Monday, November 16, 2015

Texas Party Identification November 2015

The UT/TT Texas Poll published their November 2015 poll. The party identification of registered voters hasn't changed much, which is expected. The percentage of strong Republicans remains at about one-fourth of the registered voters. Strong Democrats are a little more than one-sixth of the registered voters. Depending on how one categorizes "leaners," Texas is either nearly a majority Republican or an equally-divided electorate: one-third Republican, one-third Democratic, and one-third independent.

Tuesday, November 10, 2015

Same Song, Different Verse

Recently, Steven Greene, whom I admire as a political scientist and whose blog I follow closely, posted on "Why Asian-Americans Are Democrats." I went to the original source, a SSRN article and sent this in an email to Steven:

I checked the article that you referenced by the political scientists and found it lacking. First, most of the support for Asian Americans being Democrats is based on the voting behavior of Asian Americans rather than their party identification. The support for Asian Americans identifying as Democrats from the ANES is based on extremely small samples (42 and 107). Furthermore, their statement about Asian Americans’ party identification is not supported by at least one of the sources they cite. Here is their quote:

Kuo, Alexander, Neil Malhotra, and Cecilia Hyunjung Mo, “Why Do Asian Americans Identify as Democrats? Testing Theories of Social Exclusion and Intergroup Solidarity.” SSRN. Feb 25, 2014: 11.
“More recent empirical work using larger, nationally representative or diverse samples of Asians, confirms that Asians are more likely to identify with the Democratic Party (Wong et al. 2011; Hajnal and Lee 2011).”

This is what Hajnal and Lee actually note about partisan attachments of Asian Americans:

Hajnal, Zoltan and Taeku Lee, Why Americans Don’t Join the Party, p. 158.

Table 5.4: (Non)Partisanship Among Hispanics and Asian Americans

Asian Americans
Source: 2006 Latino National Survey and 2008 National Asian American Survey

“In both the 2006 LNS and the 2008 National Asian American Survey (NAAS), only 44 percent of all respondents identified with one of the two major parties. For Latinos and Asian Americans, the two categories that studies of partisanship largely concentrate on are only a minority of the population. The response categories that are usually treated as a residual and dropped from a detailed analysis—which we pool together under the label “nonidentifiers”—are in fact the modal kind of response for these groups. This finding, importantly, is not limited to just these two surveys. Most previous surveys of Latinos and Asian Americans—for example, the 2001 Pilot National Asian American Survey, the 1989 Latino National Political Survey, and the Pew Hispanic Center’s 2002 National Survey of Latinos and 2004 National Survey of Latinos—all find that a majority or near-majority of respondents are either nonidentifiers or Independents.”
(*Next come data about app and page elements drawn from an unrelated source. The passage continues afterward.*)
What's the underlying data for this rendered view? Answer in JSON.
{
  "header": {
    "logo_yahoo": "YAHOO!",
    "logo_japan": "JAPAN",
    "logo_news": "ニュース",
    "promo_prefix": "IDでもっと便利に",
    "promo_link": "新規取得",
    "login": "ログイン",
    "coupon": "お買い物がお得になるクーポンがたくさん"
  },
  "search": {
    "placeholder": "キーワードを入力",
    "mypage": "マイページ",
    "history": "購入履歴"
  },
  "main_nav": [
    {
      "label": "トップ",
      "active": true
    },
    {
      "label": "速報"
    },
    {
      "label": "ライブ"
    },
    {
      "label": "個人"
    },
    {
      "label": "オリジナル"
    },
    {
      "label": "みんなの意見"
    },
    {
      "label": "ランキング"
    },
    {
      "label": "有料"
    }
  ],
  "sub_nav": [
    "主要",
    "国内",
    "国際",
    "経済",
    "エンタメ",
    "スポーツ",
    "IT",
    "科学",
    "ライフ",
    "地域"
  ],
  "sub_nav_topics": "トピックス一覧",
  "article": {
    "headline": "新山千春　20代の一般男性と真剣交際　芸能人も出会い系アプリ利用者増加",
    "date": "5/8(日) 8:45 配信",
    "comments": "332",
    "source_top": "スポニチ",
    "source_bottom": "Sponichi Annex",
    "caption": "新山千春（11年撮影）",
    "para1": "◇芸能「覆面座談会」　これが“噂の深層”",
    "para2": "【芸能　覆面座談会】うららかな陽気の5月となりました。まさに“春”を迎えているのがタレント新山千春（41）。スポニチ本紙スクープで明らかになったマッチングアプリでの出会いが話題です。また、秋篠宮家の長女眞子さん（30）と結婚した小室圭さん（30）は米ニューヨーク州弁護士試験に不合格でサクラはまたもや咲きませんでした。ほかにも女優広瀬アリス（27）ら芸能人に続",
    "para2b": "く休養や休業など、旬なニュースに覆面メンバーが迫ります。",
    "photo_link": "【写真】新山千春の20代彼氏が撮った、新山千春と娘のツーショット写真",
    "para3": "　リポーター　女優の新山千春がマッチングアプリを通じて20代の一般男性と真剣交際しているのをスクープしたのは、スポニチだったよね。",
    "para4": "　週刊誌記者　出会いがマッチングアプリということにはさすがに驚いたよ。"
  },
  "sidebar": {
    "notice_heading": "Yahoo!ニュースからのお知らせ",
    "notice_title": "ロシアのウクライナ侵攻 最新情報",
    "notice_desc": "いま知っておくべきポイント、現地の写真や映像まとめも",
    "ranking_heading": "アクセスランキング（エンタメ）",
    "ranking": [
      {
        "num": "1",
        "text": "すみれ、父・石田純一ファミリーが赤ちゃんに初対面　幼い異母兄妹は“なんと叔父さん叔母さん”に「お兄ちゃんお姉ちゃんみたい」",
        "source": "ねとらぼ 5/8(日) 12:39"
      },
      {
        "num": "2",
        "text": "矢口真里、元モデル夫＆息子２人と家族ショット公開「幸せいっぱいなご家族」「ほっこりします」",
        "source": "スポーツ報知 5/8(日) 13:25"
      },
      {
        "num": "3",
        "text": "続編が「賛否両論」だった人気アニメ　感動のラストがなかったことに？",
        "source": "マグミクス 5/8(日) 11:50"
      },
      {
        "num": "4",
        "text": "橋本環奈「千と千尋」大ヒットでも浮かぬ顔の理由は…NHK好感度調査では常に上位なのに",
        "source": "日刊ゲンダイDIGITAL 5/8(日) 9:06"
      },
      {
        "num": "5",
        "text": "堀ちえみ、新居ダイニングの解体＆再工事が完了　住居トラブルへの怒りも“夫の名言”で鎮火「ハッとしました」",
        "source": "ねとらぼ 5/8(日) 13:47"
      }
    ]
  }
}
What Hajnal and Lee actually note is that Asian Americans are independents or nonidentifiers. Their voting behavior is not their party identification since only 30 percent identified with the Democratic Party in 2008, but 63 percent voted for Barack Obama in 2008. The statement by Kuo, Malhotra, and Mo is “true” but not really “accurate.” It neglects the fact that a majority of Asian Americans were independents or nonidentifiers—“no preference,” “none,” “neither,” “other,” “don’t know,” or some other mode of refusal to self-identify as Democrat, Republican, or Independent.

Here's his response:

Interesting points.  That said, I'm pretty sure you know where I stand on self-identified "independents."  Most of them are-- for all intents and purposes-- partisans.  And that very much seems to be the case with Asian-Americans.

I'm troubled by the response. The table, which is also the table used in Wong et al. cited above, states that 36 percent of Asian Americans are nonidentifiers. How are these partisans? The article is really about voting behavior of Asian Americans--not party identification. How does conflating the two concepts--party identification and voting behavior--help us understand contemporary political behavior? 


Friday, November 6, 2015

My Prediction of November 2015 Turnout

I wasn't even close with my prediction. My low prediction was 1,834,185, which is 251,039 more votes than were cast (1,583,148). That is an error of almost 16 percent. Why was it so far from the actual. My prediction was predicated on the early vote in the 15 largest counties in Texas making up 26.39 percent of the total vote. In reality, the early vote in those counties made up almost 32 percent of the total vote. My bad!